[Collection entries]
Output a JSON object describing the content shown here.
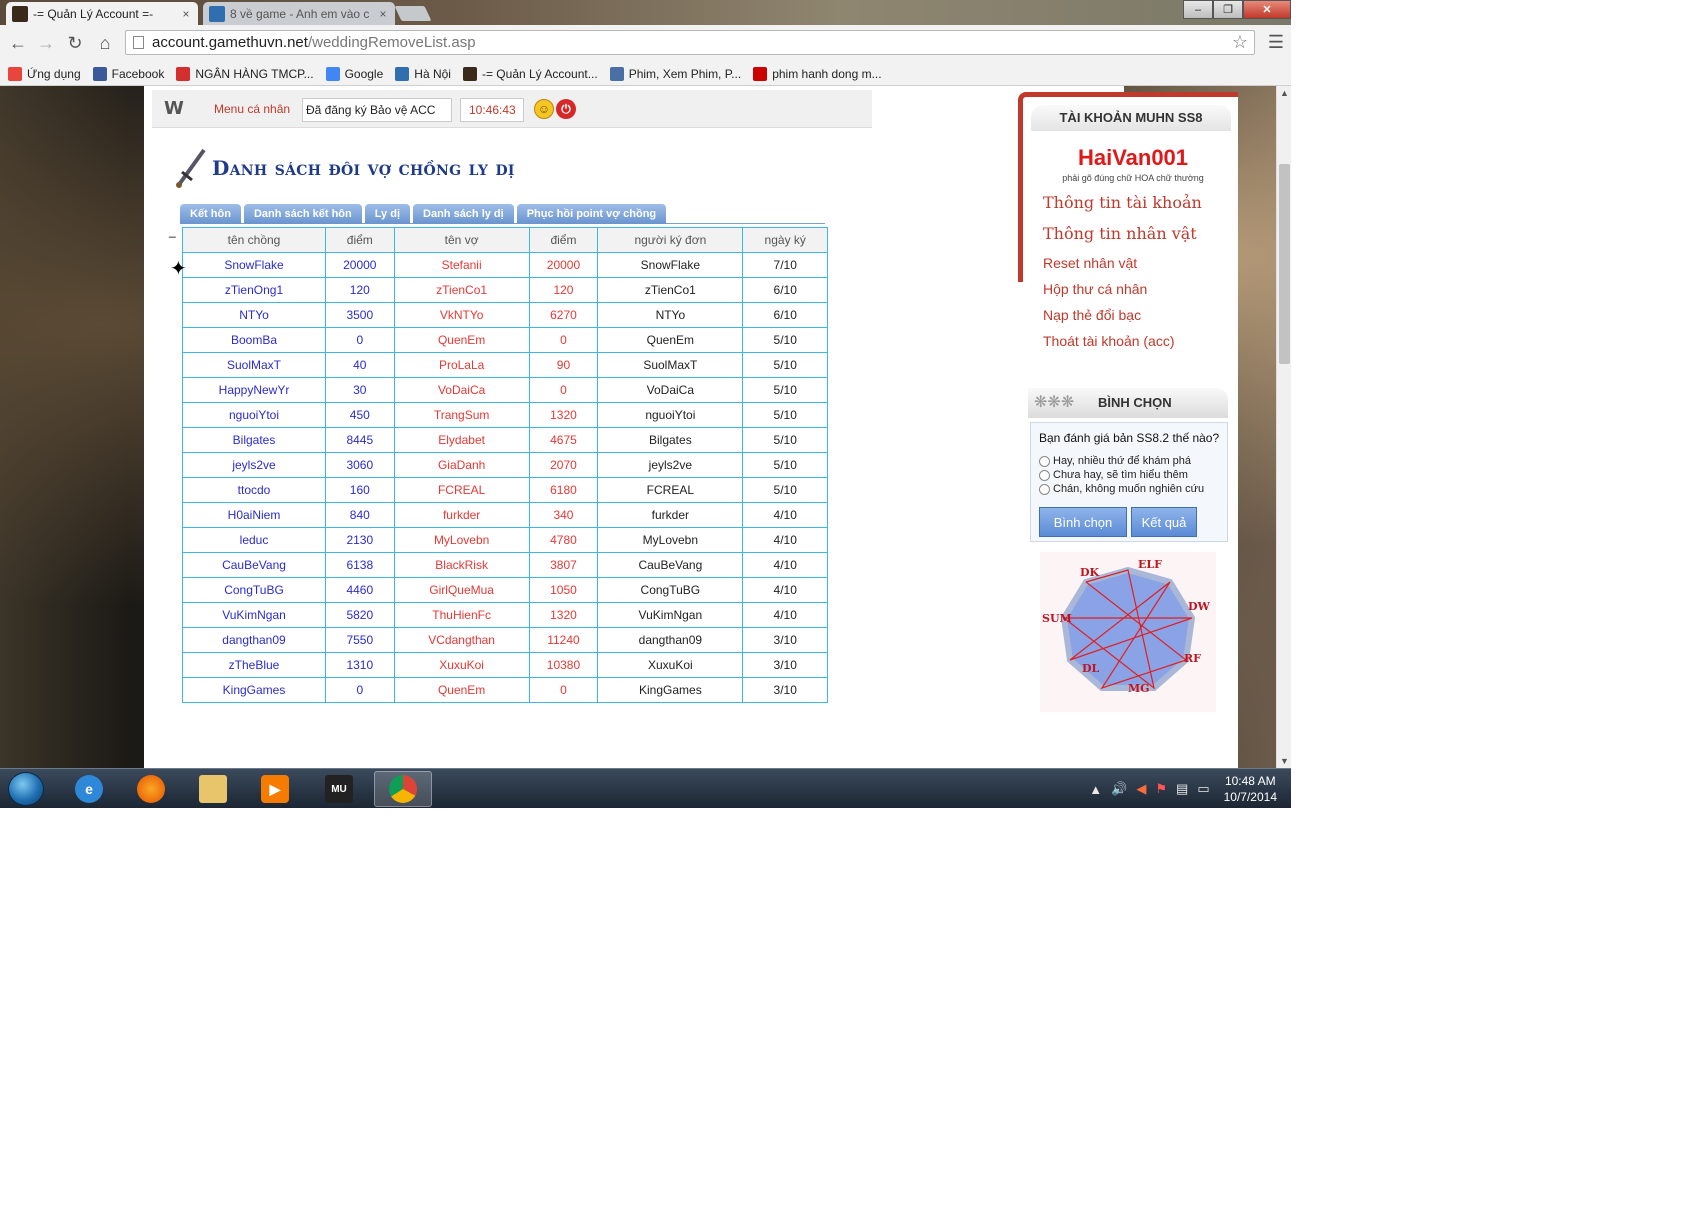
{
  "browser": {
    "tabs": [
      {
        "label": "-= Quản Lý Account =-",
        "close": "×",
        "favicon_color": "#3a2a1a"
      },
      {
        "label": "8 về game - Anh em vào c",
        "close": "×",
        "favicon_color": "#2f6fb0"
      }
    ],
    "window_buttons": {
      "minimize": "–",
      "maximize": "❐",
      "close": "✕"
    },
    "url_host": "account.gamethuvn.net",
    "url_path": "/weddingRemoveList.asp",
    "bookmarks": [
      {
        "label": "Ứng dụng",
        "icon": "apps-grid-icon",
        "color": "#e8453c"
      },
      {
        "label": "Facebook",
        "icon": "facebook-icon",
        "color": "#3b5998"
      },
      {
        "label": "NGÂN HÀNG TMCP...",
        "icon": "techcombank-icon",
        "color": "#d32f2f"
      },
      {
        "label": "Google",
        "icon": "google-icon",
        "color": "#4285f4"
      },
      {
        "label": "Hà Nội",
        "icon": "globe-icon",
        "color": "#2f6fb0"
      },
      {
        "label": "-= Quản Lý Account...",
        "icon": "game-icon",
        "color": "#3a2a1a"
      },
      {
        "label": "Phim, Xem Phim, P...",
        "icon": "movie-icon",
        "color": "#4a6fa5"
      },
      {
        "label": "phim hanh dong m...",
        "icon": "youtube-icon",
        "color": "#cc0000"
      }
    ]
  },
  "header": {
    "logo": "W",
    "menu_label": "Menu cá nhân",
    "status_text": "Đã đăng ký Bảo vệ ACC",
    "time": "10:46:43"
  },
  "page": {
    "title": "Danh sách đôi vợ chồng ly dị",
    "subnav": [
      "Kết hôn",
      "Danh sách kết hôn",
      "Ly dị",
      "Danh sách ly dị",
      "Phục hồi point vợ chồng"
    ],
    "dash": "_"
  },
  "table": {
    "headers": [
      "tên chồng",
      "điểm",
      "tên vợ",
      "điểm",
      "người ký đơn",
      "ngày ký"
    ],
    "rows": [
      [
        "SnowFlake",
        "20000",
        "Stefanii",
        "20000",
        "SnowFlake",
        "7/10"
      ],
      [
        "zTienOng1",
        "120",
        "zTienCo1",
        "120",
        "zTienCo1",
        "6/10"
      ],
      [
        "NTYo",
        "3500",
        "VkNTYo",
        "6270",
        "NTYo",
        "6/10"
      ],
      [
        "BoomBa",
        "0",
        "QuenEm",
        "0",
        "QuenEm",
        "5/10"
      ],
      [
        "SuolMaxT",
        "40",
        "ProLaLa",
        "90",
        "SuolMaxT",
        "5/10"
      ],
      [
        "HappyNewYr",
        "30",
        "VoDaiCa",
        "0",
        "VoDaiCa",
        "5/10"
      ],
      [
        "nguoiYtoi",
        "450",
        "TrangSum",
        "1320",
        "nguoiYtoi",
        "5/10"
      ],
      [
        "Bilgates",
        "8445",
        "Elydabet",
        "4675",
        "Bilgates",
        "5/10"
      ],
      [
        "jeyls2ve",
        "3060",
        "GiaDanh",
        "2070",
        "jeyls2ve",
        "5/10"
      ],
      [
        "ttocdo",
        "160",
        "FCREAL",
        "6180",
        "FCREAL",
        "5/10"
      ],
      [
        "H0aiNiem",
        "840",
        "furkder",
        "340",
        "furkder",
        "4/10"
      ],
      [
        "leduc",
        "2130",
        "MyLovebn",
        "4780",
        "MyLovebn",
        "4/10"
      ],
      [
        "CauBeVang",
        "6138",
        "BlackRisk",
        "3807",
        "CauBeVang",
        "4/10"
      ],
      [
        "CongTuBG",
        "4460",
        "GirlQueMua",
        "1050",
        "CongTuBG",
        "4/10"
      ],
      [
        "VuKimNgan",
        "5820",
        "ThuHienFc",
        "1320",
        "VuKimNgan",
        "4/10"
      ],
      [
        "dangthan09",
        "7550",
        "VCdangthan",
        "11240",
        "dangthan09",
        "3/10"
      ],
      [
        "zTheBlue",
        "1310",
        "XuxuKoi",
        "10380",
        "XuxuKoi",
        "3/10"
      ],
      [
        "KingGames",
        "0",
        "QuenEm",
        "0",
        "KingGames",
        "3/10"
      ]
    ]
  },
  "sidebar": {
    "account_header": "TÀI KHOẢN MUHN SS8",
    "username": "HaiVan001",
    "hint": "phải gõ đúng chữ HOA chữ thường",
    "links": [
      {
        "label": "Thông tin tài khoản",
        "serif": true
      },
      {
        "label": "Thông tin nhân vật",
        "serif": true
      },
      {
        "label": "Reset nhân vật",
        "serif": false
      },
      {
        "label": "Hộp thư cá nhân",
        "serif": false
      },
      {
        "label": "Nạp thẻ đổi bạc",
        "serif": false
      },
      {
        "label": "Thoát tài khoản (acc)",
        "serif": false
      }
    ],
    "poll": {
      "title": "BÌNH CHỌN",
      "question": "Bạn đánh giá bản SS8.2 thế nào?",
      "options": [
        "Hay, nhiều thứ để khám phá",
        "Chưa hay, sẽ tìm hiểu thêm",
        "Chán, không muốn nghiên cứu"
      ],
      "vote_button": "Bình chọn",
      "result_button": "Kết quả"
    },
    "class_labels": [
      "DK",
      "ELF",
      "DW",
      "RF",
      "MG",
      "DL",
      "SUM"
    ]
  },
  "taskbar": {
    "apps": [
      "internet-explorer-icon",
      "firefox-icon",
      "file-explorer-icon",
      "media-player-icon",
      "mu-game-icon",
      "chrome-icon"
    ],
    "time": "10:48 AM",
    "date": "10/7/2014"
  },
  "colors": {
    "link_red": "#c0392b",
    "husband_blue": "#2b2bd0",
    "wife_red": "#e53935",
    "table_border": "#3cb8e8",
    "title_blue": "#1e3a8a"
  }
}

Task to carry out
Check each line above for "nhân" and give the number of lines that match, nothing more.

Exercise result
4